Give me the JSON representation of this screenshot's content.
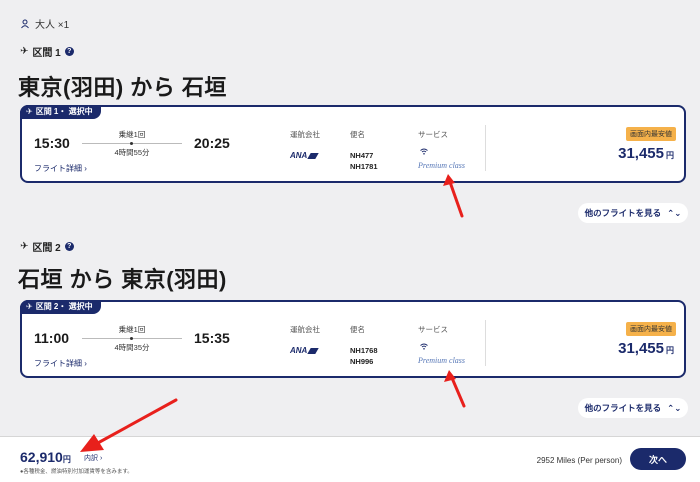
{
  "passenger": {
    "label": "大人 ×1"
  },
  "segments": [
    {
      "label": "区間 1",
      "route_title": "東京(羽田) から 石垣",
      "tab": "区間 1・ 選択中",
      "dep": "15:30",
      "arr": "20:25",
      "stops": "乗継1回",
      "duration": "4時間55分",
      "detail_link": "フライト詳細",
      "operator_header": "運航会社",
      "operator": "ANA",
      "flight_header": "便名",
      "flights": [
        "NH477",
        "NH1781"
      ],
      "service_header": "サービス",
      "service": "Premium class",
      "badge": "画面内最安値",
      "price": "31,455",
      "price_unit": "円",
      "other_flights": "他のフライトを見る"
    },
    {
      "label": "区間 2",
      "route_title": "石垣 から 東京(羽田)",
      "tab": "区間 2・ 選択中",
      "dep": "11:00",
      "arr": "15:35",
      "stops": "乗継1回",
      "duration": "4時間35分",
      "detail_link": "フライト詳細",
      "operator_header": "運航会社",
      "operator": "ANA",
      "flight_header": "便名",
      "flights": [
        "NH1768",
        "NH996"
      ],
      "service_header": "サービス",
      "service": "Premium class",
      "badge": "画面内最安値",
      "price": "31,455",
      "price_unit": "円",
      "other_flights": "他のフライトを見る"
    }
  ],
  "footer": {
    "total": "62,910",
    "total_unit": "円",
    "breakdown": "内訳",
    "tax_note": "●各種税金、燃油特別付加運賃等を含みます。",
    "miles": "2952 Miles (Per person)",
    "next": "次へ"
  },
  "colors": {
    "brand": "#1b2a6b",
    "badge": "#f5b14a",
    "annotation_arrow": "#e8201c"
  },
  "icons": [
    "person-icon",
    "plane-icon",
    "help-icon",
    "wifi-icon",
    "chevron-right-icon",
    "chevron-updown-icon",
    "red-arrow-annotation"
  ]
}
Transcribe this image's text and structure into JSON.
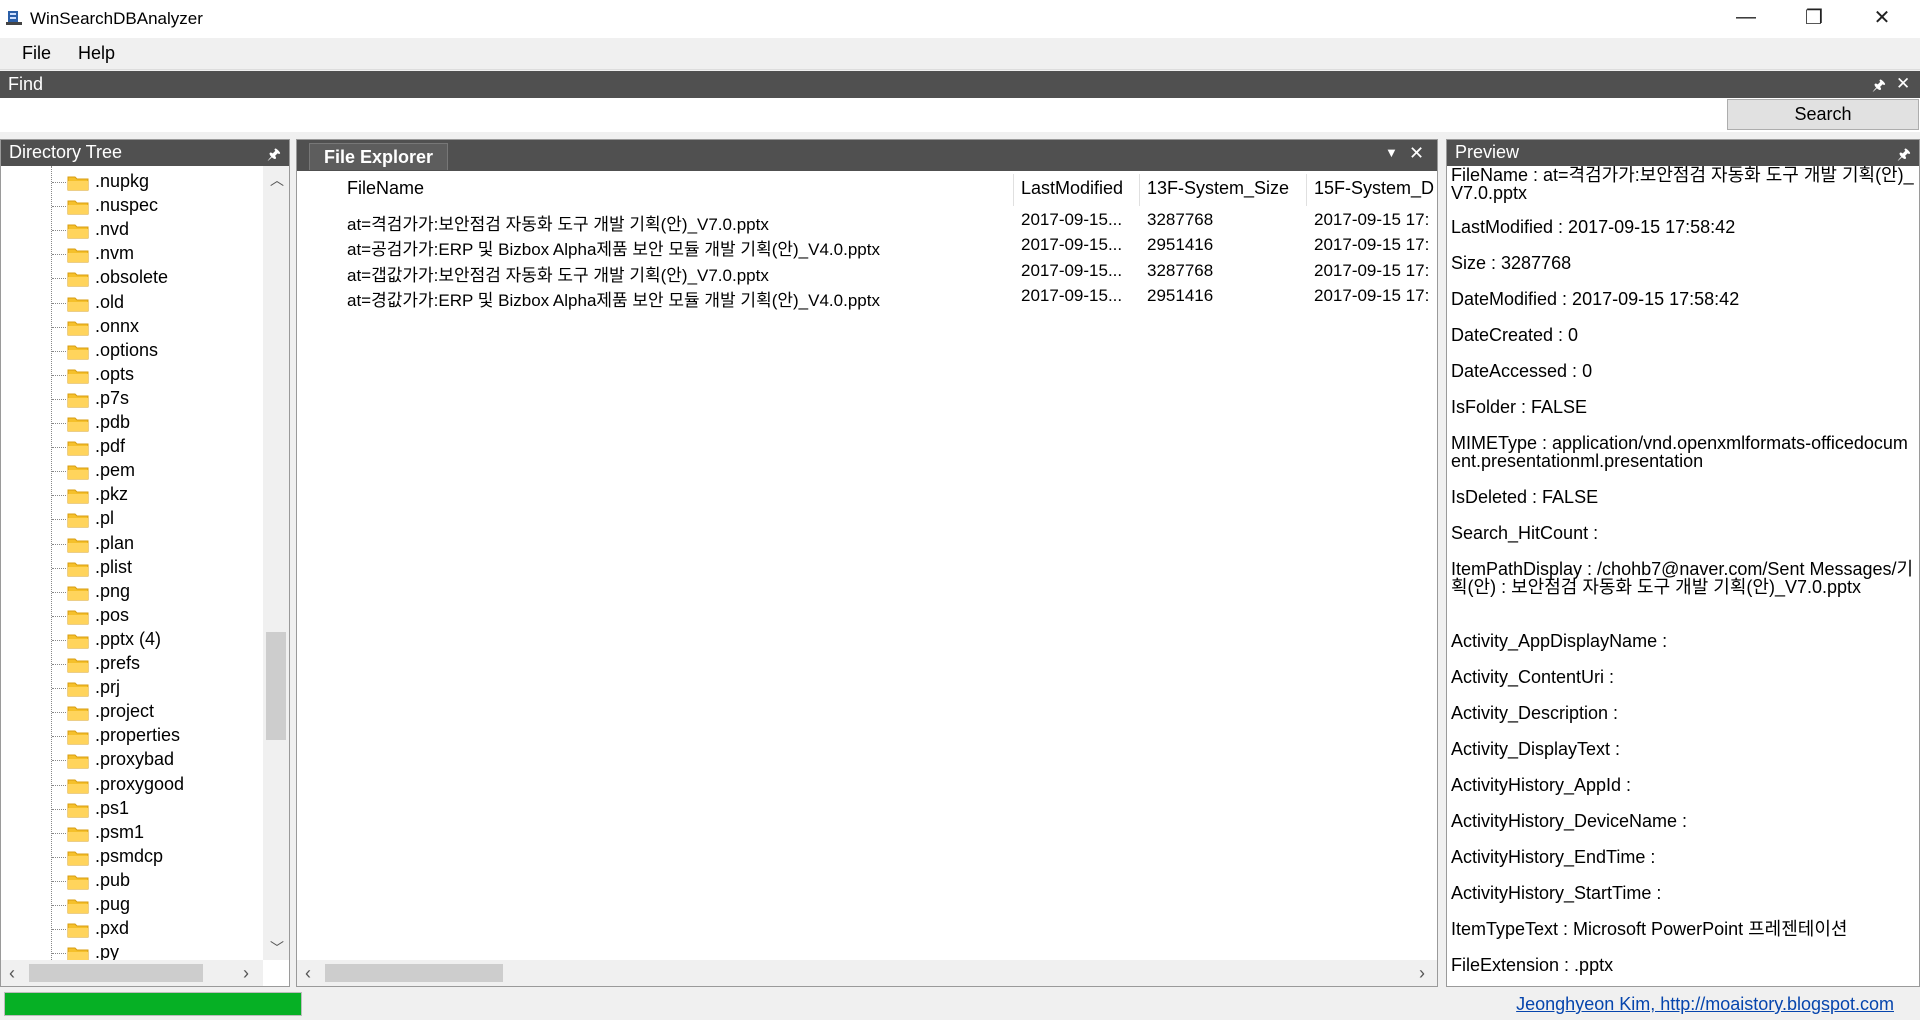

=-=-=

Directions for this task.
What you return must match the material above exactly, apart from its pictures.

Written response.
Give me the JSON representation of this screenshot's content.
{
  "passenger": {
    "label": "大人 ×1"
  },
  "segments": [
    {
      "label": "区間 1",
      "route_title": "東京(羽田) から 石垣",
      "tab": "区間 1・ 選択中",
      "dep": "15:30",
      "arr": "20:25",
      "stops": "乗継1回",
      "duration": "4時間55分",
      "detail_link": "フライト詳細",
      "operator_header": "運航会社",
      "operator": "ANA",
      "flight_header": "便名",
      "flights": [
        "NH477",
        "NH1781"
      ],
      "service_header": "サービス",
      "service": "Premium class",
      "badge": "画面内最安値",
      "price": "31,455",
      "price_unit": "円",
      "other_flights": "他のフライトを見る"
    },
    {
      "label": "区間 2",
      "route_title": "石垣 から 東京(羽田)",
      "tab": "区間 2・ 選択中",
      "dep": "11:00",
      "arr": "15:35",
      "stops": "乗継1回",
      "duration": "4時間35分",
      "detail_link": "フライト詳細",
      "operator_header": "運航会社",
      "operator": "ANA",
      "flight_header": "便名",
      "flights": [
        "NH1768",
        "NH996"
      ],
      "service_header": "サービス",
      "service": "Premium class",
      "badge": "画面内最安値",
      "price": "31,455",
      "price_unit": "円",
      "other_flights": "他のフライトを見る"
    }
  ],
  "footer": {
    "total": "62,910",
    "total_unit": "円",
    "breakdown": "内訳",
    "tax_note": "●各種税金、燃油特別付加運賃等を含みます。",
    "miles": "2952 Miles (Per person)",
    "next": "次へ"
  },
  "colors": {
    "brand": "#1b2a6b",
    "badge": "#f5b14a",
    "annotation_arrow": "#e8201c"
  },
  "icons": [
    "person-icon",
    "plane-icon",
    "help-icon",
    "wifi-icon",
    "chevron-right-icon",
    "chevron-updown-icon",
    "red-arrow-annotation"
  ]
}
Transcribe this image's text and structure into JSON.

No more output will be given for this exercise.